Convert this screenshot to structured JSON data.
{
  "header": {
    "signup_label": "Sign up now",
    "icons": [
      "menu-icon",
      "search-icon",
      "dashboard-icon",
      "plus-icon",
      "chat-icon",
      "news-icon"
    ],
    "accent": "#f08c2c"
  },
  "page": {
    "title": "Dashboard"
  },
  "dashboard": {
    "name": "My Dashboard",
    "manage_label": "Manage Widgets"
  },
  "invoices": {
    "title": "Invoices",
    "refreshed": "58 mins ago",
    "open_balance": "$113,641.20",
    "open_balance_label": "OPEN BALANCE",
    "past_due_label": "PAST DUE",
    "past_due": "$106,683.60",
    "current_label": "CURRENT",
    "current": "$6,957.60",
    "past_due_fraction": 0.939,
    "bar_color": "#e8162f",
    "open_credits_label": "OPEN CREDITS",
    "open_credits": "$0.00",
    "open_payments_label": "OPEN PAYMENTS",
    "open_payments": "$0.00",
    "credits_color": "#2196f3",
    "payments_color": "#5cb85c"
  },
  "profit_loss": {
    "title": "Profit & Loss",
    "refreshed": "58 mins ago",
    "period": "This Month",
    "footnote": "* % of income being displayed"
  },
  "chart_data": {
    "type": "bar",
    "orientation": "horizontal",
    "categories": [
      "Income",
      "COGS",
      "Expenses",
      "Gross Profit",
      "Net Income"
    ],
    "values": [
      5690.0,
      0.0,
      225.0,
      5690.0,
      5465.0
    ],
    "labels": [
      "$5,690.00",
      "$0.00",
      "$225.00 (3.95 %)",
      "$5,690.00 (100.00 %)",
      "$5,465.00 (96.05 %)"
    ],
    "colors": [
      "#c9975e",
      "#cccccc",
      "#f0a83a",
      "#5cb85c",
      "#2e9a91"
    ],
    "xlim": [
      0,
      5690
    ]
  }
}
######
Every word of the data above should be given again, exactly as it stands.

Convert this screenshot to structured JSON data.
{
  "header": {
    "signup_label": "Sign up now",
    "icons": [
      "menu-icon",
      "search-icon",
      "dashboard-icon",
      "plus-icon",
      "chat-icon",
      "news-icon"
    ],
    "accent": "#f08c2c"
  },
  "page": {
    "title": "Dashboard"
  },
  "dashboard": {
    "name": "My Dashboard",
    "manage_label": "Manage Widgets"
  },
  "invoices": {
    "title": "Invoices",
    "refreshed": "58 mins ago",
    "open_balance": "$113,641.20",
    "open_balance_label": "OPEN BALANCE",
    "past_due_label": "PAST DUE",
    "past_due": "$106,683.60",
    "current_label": "CURRENT",
    "current": "$6,957.60",
    "past_due_fraction": 0.939,
    "bar_color": "#e8162f",
    "open_credits_label": "OPEN CREDITS",
    "open_credits": "$0.00",
    "open_payments_label": "OPEN PAYMENTS",
    "open_payments": "$0.00",
    "credits_color": "#2196f3",
    "payments_color": "#5cb85c"
  },
  "profit_loss": {
    "title": "Profit & Loss",
    "refreshed": "58 mins ago",
    "period": "This Month",
    "footnote": "* % of income being displayed"
  },
  "chart_data": {
    "type": "bar",
    "orientation": "horizontal",
    "categories": [
      "Income",
      "COGS",
      "Expenses",
      "Gross Profit",
      "Net Income"
    ],
    "values": [
      5690.0,
      0.0,
      225.0,
      5690.0,
      5465.0
    ],
    "labels": [
      "$5,690.00",
      "$0.00",
      "$225.00 (3.95 %)",
      "$5,690.00 (100.00 %)",
      "$5,465.00 (96.05 %)"
    ],
    "colors": [
      "#c9975e",
      "#cccccc",
      "#f0a83a",
      "#5cb85c",
      "#2e9a91"
    ],
    "xlim": [
      0,
      5690
    ]
  }
}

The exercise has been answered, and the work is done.